**Task details:** Restate each entry shown beneath this instruction, keeping its wording intact.

**Listed entries:**
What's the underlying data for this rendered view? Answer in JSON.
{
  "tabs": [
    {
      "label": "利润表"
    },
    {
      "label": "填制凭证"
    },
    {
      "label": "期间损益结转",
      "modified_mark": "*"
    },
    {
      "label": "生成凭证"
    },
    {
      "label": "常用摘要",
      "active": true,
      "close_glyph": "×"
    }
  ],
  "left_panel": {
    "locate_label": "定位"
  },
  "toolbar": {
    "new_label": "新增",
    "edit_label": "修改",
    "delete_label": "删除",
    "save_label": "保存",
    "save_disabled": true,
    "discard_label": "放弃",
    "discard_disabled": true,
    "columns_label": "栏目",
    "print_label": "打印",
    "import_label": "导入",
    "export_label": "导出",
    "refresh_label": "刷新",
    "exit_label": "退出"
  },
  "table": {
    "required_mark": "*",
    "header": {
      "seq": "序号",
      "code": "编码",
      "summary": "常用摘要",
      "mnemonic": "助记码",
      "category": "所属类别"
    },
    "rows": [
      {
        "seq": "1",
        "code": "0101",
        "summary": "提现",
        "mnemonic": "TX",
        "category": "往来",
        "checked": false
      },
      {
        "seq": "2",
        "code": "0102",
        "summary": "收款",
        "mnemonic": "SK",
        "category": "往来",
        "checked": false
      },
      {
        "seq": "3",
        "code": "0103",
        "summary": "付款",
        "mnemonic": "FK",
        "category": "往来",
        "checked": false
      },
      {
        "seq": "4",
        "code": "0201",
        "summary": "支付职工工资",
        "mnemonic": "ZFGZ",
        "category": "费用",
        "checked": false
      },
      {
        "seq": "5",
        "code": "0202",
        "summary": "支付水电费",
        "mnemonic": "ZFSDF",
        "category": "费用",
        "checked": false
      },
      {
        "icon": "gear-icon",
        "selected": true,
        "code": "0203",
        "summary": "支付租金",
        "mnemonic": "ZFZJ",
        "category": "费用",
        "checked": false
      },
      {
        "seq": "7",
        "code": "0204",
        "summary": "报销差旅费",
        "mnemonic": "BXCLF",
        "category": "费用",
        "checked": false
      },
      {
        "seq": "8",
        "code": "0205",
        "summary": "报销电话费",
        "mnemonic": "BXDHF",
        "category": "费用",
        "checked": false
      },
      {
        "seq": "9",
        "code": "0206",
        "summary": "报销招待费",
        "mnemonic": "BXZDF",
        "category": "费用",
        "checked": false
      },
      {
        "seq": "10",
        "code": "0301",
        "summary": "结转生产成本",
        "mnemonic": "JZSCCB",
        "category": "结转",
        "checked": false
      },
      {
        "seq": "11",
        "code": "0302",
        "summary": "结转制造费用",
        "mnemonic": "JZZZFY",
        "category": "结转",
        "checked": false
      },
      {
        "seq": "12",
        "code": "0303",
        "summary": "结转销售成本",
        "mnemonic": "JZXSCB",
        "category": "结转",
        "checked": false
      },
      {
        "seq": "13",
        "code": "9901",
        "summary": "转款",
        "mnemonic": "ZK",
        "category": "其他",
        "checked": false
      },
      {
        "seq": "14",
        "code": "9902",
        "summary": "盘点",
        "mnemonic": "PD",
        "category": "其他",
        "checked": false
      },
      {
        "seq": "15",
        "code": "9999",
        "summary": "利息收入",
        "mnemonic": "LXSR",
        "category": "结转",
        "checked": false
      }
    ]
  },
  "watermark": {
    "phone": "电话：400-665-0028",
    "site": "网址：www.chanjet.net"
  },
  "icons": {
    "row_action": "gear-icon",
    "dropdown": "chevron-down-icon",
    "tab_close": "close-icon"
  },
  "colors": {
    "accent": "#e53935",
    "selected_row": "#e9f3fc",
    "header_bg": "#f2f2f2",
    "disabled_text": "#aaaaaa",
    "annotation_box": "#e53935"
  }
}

**Completed exercise:**
What's the underlying data for this rendered view? Answer in JSON.
{
  "tabs": [
    {
      "label": "利润表"
    },
    {
      "label": "填制凭证"
    },
    {
      "label": "期间损益结转",
      "modified_mark": "*"
    },
    {
      "label": "生成凭证"
    },
    {
      "label": "常用摘要",
      "active": true,
      "close_glyph": "×"
    }
  ],
  "left_panel": {
    "locate_label": "定位"
  },
  "toolbar": {
    "new_label": "新增",
    "edit_label": "修改",
    "delete_label": "删除",
    "save_label": "保存",
    "save_disabled": true,
    "discard_label": "放弃",
    "discard_disabled": true,
    "columns_label": "栏目",
    "print_label": "打印",
    "import_label": "导入",
    "export_label": "导出",
    "refresh_label": "刷新",
    "exit_label": "退出"
  },
  "table": {
    "required_mark": "*",
    "header": {
      "seq": "序号",
      "code": "编码",
      "summary": "常用摘要",
      "mnemonic": "助记码",
      "category": "所属类别"
    },
    "rows": [
      {
        "seq": "1",
        "code": "0101",
        "summary": "提现",
        "mnemonic": "TX",
        "category": "往来",
        "checked": false
      },
      {
        "seq": "2",
        "code": "0102",
        "summary": "收款",
        "mnemonic": "SK",
        "category": "往来",
        "checked": false
      },
      {
        "seq": "3",
        "code": "0103",
        "summary": "付款",
        "mnemonic": "FK",
        "category": "往来",
        "checked": false
      },
      {
        "seq": "4",
        "code": "0201",
        "summary": "支付职工工资",
        "mnemonic": "ZFGZ",
        "category": "费用",
        "checked": false
      },
      {
        "seq": "5",
        "code": "0202",
        "summary": "支付水电费",
        "mnemonic": "ZFSDF",
        "category": "费用",
        "checked": false
      },
      {
        "icon": "gear-icon",
        "selected": true,
        "code": "0203",
        "summary": "支付租金",
        "mnemonic": "ZFZJ",
        "category": "费用",
        "checked": false
      },
      {
        "seq": "7",
        "code": "0204",
        "summary": "报销差旅费",
        "mnemonic": "BXCLF",
        "category": "费用",
        "checked": false
      },
      {
        "seq": "8",
        "code": "0205",
        "summary": "报销电话费",
        "mnemonic": "BXDHF",
        "category": "费用",
        "checked": false
      },
      {
        "seq": "9",
        "code": "0206",
        "summary": "报销招待费",
        "mnemonic": "BXZDF",
        "category": "费用",
        "checked": false
      },
      {
        "seq": "10",
        "code": "0301",
        "summary": "结转生产成本",
        "mnemonic": "JZSCCB",
        "category": "结转",
        "checked": false
      },
      {
        "seq": "11",
        "code": "0302",
        "summary": "结转制造费用",
        "mnemonic": "JZZZFY",
        "category": "结转",
        "checked": false
      },
      {
        "seq": "12",
        "code": "0303",
        "summary": "结转销售成本",
        "mnemonic": "JZXSCB",
        "category": "结转",
        "checked": false
      },
      {
        "seq": "13",
        "code": "9901",
        "summary": "转款",
        "mnemonic": "ZK",
        "category": "其他",
        "checked": false
      },
      {
        "seq": "14",
        "code": "9902",
        "summary": "盘点",
        "mnemonic": "PD",
        "category": "其他",
        "checked": false
      },
      {
        "seq": "15",
        "code": "9999",
        "summary": "利息收入",
        "mnemonic": "LXSR",
        "category": "结转",
        "checked": false
      }
    ]
  },
  "watermark": {
    "phone": "电话：400-665-0028",
    "site": "网址：www.chanjet.net"
  },
  "icons": {
    "row_action": "gear-icon",
    "dropdown": "chevron-down-icon",
    "tab_close": "close-icon"
  },
  "colors": {
    "accent": "#e53935",
    "selected_row": "#e9f3fc",
    "header_bg": "#f2f2f2",
    "disabled_text": "#aaaaaa",
    "annotation_box": "#e53935"
  }
}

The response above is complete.